People from the settlement Ustje-Vatjogan near the Agan river, told us how they try to survive in the remains of the forest now surrounded with industrial zones and bogs flooded with oil.
Khanty are Ugric people that are connected with forest and live with what nature provides: fishing, hunting, berries and fur. Their main craft is reindeer herding, their animals migrate looking for reindeer lichen that they eat, and Khanty follow with their raw-hide tents.
Industry came to the region in the 1960s with the slogan: “Oil at any price”. Life changed rapidly and irreversibly. Newcomers clear cut ancient forests and constructed modern towns. Oil pipes crossed pastures; wells were drilled in holy lands and even cemeteries. Locals had to retreat farther into the forests looking for intact pastures. Oilmen started transporting oil on the river. Every several years large spills occurred on the Agan, it’s coasts turned black with contamination, oil spots sometimes reached the Ob river 300 kilometers away.
Oil companies never cared about cleaning the spills, the oil sunk into the riverbed and now the water is undrinkable. Water from rivers has been used in the oil fields, and the rivers grew shallow. Rich fish reserves were exhausted and the cut forests dried out. Fires break out every summer, and locals are often left alone to fight them.
“Our life is fragile, one lit cigarette is enough to kick us away”, says Vasily Tylchin, a reindeer herder.
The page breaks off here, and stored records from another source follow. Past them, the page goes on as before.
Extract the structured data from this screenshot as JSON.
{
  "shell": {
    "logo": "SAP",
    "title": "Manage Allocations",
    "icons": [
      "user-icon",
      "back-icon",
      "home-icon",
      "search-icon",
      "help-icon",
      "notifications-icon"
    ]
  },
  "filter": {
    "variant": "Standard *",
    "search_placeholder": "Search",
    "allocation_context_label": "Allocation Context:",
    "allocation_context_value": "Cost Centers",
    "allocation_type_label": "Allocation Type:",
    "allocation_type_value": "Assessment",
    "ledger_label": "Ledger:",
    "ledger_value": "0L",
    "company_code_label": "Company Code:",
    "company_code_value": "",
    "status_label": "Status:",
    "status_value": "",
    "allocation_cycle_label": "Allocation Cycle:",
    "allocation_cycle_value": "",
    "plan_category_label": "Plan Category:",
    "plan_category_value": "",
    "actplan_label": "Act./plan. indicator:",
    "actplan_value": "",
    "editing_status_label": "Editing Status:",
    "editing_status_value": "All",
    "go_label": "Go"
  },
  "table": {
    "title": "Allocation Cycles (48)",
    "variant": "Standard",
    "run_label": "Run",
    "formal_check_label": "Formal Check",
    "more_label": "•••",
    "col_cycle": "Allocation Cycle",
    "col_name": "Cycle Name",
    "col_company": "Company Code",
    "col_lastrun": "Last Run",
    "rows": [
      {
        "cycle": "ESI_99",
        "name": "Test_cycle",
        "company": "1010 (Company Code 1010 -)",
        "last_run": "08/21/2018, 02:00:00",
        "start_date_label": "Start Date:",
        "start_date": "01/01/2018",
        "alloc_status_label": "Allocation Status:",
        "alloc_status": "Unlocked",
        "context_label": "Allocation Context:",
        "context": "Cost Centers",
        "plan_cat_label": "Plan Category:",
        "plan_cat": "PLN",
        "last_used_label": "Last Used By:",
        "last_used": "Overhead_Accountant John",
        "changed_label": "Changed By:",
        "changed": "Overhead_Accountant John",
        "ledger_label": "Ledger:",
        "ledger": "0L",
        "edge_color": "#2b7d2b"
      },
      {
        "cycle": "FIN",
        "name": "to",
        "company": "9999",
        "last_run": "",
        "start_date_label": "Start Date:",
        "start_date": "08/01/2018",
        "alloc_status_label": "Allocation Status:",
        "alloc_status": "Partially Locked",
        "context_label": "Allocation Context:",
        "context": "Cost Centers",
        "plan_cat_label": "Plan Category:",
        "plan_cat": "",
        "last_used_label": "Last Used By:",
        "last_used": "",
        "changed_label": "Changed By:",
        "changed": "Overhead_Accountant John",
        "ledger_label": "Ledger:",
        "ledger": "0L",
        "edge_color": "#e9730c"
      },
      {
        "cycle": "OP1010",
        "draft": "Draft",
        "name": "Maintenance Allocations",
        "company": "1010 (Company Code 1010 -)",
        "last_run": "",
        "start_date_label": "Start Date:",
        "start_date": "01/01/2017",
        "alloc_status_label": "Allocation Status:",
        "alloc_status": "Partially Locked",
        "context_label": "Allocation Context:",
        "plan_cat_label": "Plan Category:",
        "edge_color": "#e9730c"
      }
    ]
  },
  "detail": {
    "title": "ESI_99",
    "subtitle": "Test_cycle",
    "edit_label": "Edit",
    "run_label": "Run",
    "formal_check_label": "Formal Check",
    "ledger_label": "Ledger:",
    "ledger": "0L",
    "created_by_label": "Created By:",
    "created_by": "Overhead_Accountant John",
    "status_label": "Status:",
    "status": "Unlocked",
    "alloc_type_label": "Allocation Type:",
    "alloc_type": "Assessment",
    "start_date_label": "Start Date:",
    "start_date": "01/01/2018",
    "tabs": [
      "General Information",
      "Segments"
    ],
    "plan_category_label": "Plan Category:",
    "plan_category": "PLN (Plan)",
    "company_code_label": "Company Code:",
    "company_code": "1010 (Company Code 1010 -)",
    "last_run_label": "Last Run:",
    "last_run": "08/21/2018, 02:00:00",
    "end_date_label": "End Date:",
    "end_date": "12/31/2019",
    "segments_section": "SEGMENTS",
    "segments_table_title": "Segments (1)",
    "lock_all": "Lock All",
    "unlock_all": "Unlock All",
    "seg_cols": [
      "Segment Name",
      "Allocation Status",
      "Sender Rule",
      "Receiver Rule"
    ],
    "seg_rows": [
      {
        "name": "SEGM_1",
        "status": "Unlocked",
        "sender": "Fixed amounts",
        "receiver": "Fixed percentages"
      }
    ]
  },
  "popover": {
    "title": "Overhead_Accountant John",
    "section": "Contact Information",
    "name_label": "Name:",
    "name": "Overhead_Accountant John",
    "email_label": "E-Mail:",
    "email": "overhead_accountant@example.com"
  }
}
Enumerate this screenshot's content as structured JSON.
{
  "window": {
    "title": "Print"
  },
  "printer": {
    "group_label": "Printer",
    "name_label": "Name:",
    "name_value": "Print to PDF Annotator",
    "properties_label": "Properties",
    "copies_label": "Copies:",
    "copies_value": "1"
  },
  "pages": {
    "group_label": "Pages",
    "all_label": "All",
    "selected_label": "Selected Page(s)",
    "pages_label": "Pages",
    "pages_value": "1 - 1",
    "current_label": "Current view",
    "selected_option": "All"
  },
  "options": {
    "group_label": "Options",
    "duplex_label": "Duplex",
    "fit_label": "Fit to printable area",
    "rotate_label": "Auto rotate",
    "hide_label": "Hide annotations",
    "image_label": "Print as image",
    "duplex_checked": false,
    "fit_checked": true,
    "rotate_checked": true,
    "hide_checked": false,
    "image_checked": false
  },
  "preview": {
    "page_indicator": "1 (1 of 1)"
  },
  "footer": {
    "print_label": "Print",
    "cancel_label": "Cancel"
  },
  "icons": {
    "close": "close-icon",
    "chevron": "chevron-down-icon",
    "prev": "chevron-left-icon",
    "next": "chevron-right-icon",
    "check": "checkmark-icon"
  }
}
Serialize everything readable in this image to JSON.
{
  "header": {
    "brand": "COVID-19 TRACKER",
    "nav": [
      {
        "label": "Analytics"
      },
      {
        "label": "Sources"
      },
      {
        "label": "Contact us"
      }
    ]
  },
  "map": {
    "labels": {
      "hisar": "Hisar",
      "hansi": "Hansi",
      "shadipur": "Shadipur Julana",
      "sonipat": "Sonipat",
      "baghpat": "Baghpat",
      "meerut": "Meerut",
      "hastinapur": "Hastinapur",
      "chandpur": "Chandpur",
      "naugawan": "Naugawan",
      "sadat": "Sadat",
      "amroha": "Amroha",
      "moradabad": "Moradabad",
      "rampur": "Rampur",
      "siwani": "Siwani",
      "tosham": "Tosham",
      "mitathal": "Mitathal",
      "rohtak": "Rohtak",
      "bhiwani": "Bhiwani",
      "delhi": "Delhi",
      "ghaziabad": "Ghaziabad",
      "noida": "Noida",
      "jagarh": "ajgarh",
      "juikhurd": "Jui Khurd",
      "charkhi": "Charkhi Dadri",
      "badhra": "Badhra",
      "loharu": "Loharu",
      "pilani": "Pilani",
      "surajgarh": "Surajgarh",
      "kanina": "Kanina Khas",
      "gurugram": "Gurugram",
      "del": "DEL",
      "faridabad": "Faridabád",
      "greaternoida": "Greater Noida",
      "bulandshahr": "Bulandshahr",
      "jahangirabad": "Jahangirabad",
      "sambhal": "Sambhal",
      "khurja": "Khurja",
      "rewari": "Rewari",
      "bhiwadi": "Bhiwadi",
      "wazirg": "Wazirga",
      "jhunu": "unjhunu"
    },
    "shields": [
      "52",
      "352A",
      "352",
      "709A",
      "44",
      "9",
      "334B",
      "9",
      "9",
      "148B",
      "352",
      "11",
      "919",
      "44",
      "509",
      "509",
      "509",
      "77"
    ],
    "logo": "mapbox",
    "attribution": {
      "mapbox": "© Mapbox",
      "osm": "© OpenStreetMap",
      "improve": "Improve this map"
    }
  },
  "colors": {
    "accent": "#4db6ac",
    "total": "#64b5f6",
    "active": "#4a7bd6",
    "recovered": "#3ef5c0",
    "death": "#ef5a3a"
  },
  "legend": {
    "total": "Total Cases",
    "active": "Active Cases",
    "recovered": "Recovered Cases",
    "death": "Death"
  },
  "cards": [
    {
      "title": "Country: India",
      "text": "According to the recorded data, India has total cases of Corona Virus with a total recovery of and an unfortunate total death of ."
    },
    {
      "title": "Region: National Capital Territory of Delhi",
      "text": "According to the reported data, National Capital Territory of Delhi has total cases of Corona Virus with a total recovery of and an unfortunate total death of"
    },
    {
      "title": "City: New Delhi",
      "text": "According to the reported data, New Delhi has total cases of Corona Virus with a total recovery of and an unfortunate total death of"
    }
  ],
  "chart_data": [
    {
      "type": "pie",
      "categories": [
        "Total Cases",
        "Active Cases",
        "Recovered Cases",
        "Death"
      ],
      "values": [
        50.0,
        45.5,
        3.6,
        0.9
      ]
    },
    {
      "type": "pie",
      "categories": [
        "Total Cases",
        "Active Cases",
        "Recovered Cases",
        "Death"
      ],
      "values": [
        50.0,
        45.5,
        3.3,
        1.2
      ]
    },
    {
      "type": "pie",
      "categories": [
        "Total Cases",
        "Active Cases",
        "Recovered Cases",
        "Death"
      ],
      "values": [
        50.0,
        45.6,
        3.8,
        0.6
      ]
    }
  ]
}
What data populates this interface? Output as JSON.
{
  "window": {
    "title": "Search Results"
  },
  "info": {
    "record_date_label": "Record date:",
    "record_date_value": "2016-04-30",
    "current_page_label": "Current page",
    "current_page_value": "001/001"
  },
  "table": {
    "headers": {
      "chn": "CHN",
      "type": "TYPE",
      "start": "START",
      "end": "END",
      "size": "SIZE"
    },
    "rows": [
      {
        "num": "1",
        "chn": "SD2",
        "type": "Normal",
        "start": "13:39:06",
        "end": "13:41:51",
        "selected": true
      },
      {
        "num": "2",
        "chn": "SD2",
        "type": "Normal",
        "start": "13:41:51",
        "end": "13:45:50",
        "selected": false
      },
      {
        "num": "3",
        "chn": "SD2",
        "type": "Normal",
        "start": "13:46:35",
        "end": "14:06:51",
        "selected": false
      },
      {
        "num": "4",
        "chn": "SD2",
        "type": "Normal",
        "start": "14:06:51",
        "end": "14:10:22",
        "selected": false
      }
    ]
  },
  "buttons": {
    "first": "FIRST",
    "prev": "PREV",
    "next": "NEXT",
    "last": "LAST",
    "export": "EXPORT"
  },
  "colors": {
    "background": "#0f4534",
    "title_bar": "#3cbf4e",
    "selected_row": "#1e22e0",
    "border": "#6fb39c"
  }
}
His reindeers need lichen that easily burns and slowly recovers – only several millimeters grow a year. The pastures that burnt 25 years ago have not recovered yet. “Now we can keep only 30 reindeers: food is scarce, every year several animals die drinking contaminated water. We are not able to support our family with traditional crafts any longer. Many young people left for the town, some started working for the oil industry – they have no choice here”.
Today it’s not the government who owns the fields but a private company Lukoil, but practices have not changed much. The company brought electricity and machinery to the locals but took away their culture and their future. They’d like to escape from burning fields and oil lakes but have nowhere to go. Areas to the south have already been turned into dirty industrial zones, in the North the only patches of intact taiga that remain are surrounded with burnt land and oil fields.
Alexander Aypin is fighting with Lukoil for the last intact pine forest that used to support his big family for several generations. Lukoil plans to drill 90 wells near his land and the road will cut across the forest. It’s possible to choose another route, but the company thinks it’s too costly. The compensation Lukoil is offering him is 2000 rubles (50 euro) per month.
In Khanty-Mansi region many modern oil towns bear Ugric names. Expensive Khanty souvenirs are offered to tourists at every corner. But the real natives of Western Siberia are on the brink of extinction. Living traditional life becomes harder and harder each year, still many choose to stay in their forest “I was born here. All my family from children to our 103-year-old grandmother worked with reindeers,” says Vasily. “My children don’t want to leave. We dream that someday we’ll be left in peace, to live our traditional life and stick to our land and culture”.